Amid chaotic weather and resulting surface conditions on high peaks all over Europe, one French Mayor takes a stand for his constituent taxpayers.
Accessing “the roof of Europe” has never been so prohibitive during any previous summer climbing season. Now, the mayor of Saint-Gervais, France, proposes to place the onus of rescue and funeral costs on climbers willing to take the risk.
In an Aug. 3 statement, Mayor Jean-Marc Peillex announced plans to levy a €15,000 ($15,341) deposit to climb Mont Blanc (15,771 feet) via the popular Goûter route.
Peillex said €10,000 ($10,227) would cover the cost of rescue or body recovery; the remaining €5,000 ($5,113) would cover climbers who paid the ultimate price. His town rests at the foot of the mountain and serves as its de facto access point for climbers.
— Jean-Marc PEILLEX (@PEILLEX) August 3, 2022
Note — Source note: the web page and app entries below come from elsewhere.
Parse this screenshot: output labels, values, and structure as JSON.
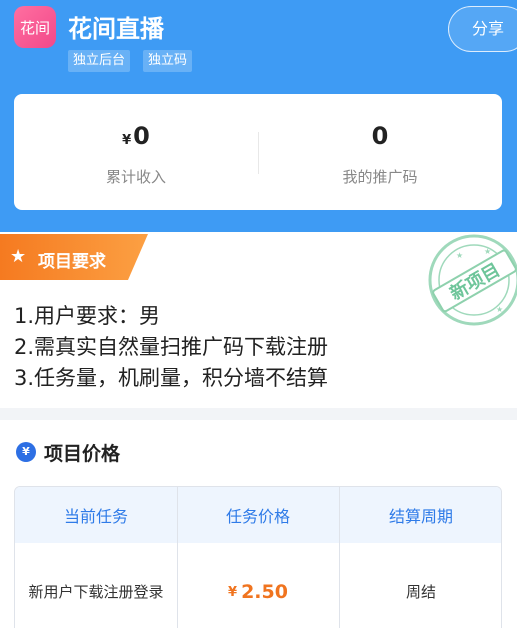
{
  "header": {
    "logo_text": "花间",
    "title": "花间直播",
    "tags": [
      "独立后台",
      "独立码"
    ],
    "share_label": "分享"
  },
  "stats": {
    "income_currency": "¥",
    "income_value": "0",
    "income_label": "累计收入",
    "codes_value": "0",
    "codes_label": "我的推广码"
  },
  "requirements": {
    "title": "项目要求",
    "stamp_text": "新项目",
    "lines": [
      "1.用户要求：男",
      "2.需真实自然量扫推广码下载注册",
      "3.任务量，机刷量，积分墙不结算"
    ]
  },
  "pricing": {
    "icon_text": "¥",
    "title": "项目价格",
    "columns": [
      "当前任务",
      "任务价格",
      "结算周期"
    ],
    "row": {
      "task": "新用户下载注册登录",
      "currency": "¥",
      "price": "2.50",
      "cycle": "周结"
    }
  },
  "colors": {
    "header_blue": "#3e9bf4",
    "accent_orange": "#f0741f",
    "table_header_text": "#2f7be8",
    "stamp_green": "#7cc9a3"
  }
}
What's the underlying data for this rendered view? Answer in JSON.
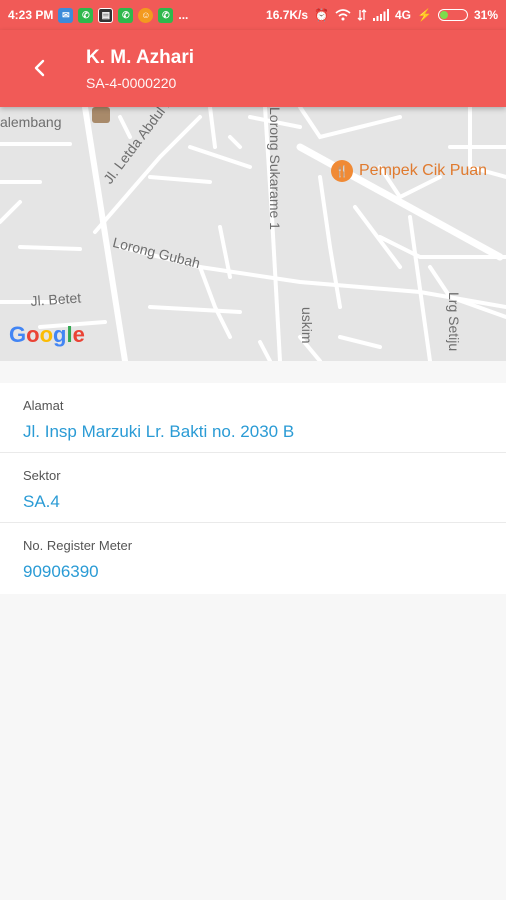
{
  "status_bar": {
    "time": "4:23 PM",
    "notifications": [
      "mail-icon",
      "whatsapp-icon",
      "chat-icon",
      "whatsapp-icon",
      "vpn-icon",
      "whatsapp-icon"
    ],
    "more": "...",
    "net_speed": "16.7K/s",
    "network_type": "4G",
    "battery": "31%",
    "battery_level": 0.31
  },
  "app_bar": {
    "title": "K. M. Azhari",
    "subtitle": "SA-4-0000220"
  },
  "map": {
    "labels": {
      "l1": "Jl. Letda Abdul Ro",
      "l2": "Lorong Sukarame 1",
      "l3": "Lorong Gubah",
      "l4": "Jl. Betet",
      "l5": "alembang",
      "l6": "uskim",
      "l7": "Lrg Setiju"
    },
    "poi": "Pempek Cik Puan",
    "google": [
      "G",
      "o",
      "o",
      "g",
      "l",
      "e"
    ],
    "colors": {
      "background": "#e5e5e5",
      "road": "#ffffff",
      "label": "#6e6e6e",
      "poi": "#f08a35"
    }
  },
  "details": [
    {
      "label": "Alamat",
      "value": "Jl. Insp Marzuki Lr. Bakti no. 2030 B"
    },
    {
      "label": "Sektor",
      "value": "SA.4"
    },
    {
      "label": "No. Register Meter",
      "value": "90906390"
    }
  ],
  "colors": {
    "primary": "#f15a57",
    "link": "#2a9bd5",
    "background": "#f7f7f7"
  }
}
It is “impermissible that the French taxpayer be the one to cover such costs,” the mayor asserted Wednesday. “[Summit hopefuls] want to climb with death in their backpack, so they anticipate the costs of relief and burial.”
Heightened Objective Hazards on Mont Blanc
Barbed as Peillex’s terminology may be, the actions of local climbing guides back up his assertion that climbing on Mont Blanc this summer is dangerous to the point of recklessness. The prolific Compagnie des Guides de Chamonix strongly advised staying off the Goûter route 2 weeks ago and ceased its activity there until further notice.
Rockfalls, shifting crevasses, and landslides have become common on the mountain as temperatures continue to soar all over Europe. Echoing the Guides de Chamonix’s protocols, Peillex made his statement on July 15.
“Mountaineers are recommended to postpone their ascent, that is to say, to listen to the mountain, not to want to be stronger than nature,” he urged. “We have significant rockfalls. [T]here is less precipitation, less snowfall, and that is why a crevasse opened on the Bosses ridge this year, which makes the ascent even more complicated.”
Despite his and the guides’ pleas, the mayor said several dozen “pseudo-alpinists” have sought to climb Mont Blanc this summer. Mountain rescue teams, he said, have counted at least 50 people who have defied their recommendations. He cited one example of several Romanian tourists attempting the summit in “shorts and sneakers.”
Closures Could Escalate
The deposit proposition of €15,000 ($15,341) constitutes one more step toward the Goûter route’s effective closure. Peillex previously stated that his office would shut down the Goûter refuge, a critical waypoint for climbers, if they deemed conditions dangerous enough.
He said, “If it becomes really very dangerous, we will close the Goûter refuge, that is to say, that there will no longer be this possibility for mountaineers to stop there and sleep there.”
For now, the mountain hut and the route to the Mont Blanc summit are technically open.